[Excerpts from a dataset]
- - - - -

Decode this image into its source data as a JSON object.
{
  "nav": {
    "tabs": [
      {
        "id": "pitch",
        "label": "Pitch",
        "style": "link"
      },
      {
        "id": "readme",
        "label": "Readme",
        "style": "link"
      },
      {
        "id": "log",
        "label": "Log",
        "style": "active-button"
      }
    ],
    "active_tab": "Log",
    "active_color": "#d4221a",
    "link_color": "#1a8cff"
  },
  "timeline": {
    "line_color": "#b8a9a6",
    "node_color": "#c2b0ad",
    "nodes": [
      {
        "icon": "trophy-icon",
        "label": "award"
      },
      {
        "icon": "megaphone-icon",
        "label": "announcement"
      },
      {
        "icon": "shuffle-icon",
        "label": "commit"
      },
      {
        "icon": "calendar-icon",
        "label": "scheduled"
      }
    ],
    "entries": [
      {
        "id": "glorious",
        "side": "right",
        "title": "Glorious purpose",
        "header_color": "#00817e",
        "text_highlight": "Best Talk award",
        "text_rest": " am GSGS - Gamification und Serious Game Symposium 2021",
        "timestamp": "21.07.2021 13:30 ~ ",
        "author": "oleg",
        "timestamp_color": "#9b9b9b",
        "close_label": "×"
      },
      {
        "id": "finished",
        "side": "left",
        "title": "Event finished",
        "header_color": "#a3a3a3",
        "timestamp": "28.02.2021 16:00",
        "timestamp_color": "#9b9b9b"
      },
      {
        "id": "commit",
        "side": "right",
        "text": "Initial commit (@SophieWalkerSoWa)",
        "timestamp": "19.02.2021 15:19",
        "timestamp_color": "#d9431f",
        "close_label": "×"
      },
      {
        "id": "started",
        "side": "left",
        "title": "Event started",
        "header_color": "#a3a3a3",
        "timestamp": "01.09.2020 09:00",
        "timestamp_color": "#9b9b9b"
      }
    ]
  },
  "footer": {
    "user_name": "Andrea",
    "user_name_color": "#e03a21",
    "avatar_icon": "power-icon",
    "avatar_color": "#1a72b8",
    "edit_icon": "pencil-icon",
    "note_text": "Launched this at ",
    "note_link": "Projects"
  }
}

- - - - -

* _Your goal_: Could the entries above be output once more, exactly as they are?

* _Answer area_:
Decode this image into its source data as a JSON object.
{
  "nav": {
    "tabs": [
      {
        "id": "pitch",
        "label": "Pitch",
        "style": "link"
      },
      {
        "id": "readme",
        "label": "Readme",
        "style": "link"
      },
      {
        "id": "log",
        "label": "Log",
        "style": "active-button"
      }
    ],
    "active_tab": "Log",
    "active_color": "#d4221a",
    "link_color": "#1a8cff"
  },
  "timeline": {
    "line_color": "#b8a9a6",
    "node_color": "#c2b0ad",
    "nodes": [
      {
        "icon": "trophy-icon",
        "label": "award"
      },
      {
        "icon": "megaphone-icon",
        "label": "announcement"
      },
      {
        "icon": "shuffle-icon",
        "label": "commit"
      },
      {
        "icon": "calendar-icon",
        "label": "scheduled"
      }
    ],
    "entries": [
      {
        "id": "glorious",
        "side": "right",
        "title": "Glorious purpose",
        "header_color": "#00817e",
        "text_highlight": "Best Talk award",
        "text_rest": " am GSGS - Gamification und Serious Game Symposium 2021",
        "timestamp": "21.07.2021 13:30 ~ ",
        "author": "oleg",
        "timestamp_color": "#9b9b9b",
        "close_label": "×"
      },
      {
        "id": "finished",
        "side": "left",
        "title": "Event finished",
        "header_color": "#a3a3a3",
        "timestamp": "28.02.2021 16:00",
        "timestamp_color": "#9b9b9b"
      },
      {
        "id": "commit",
        "side": "right",
        "text": "Initial commit (@SophieWalkerSoWa)",
        "timestamp": "19.02.2021 15:19",
        "timestamp_color": "#d9431f",
        "close_label": "×"
      },
      {
        "id": "started",
        "side": "left",
        "title": "Event started",
        "header_color": "#a3a3a3",
        "timestamp": "01.09.2020 09:00",
        "timestamp_color": "#9b9b9b"
      }
    ]
  },
  "footer": {
    "user_name": "Andrea",
    "user_name_color": "#e03a21",
    "avatar_icon": "power-icon",
    "avatar_color": "#1a72b8",
    "edit_icon": "pencil-icon",
    "note_text": "Launched this at ",
    "note_link": "Projects"
  }
}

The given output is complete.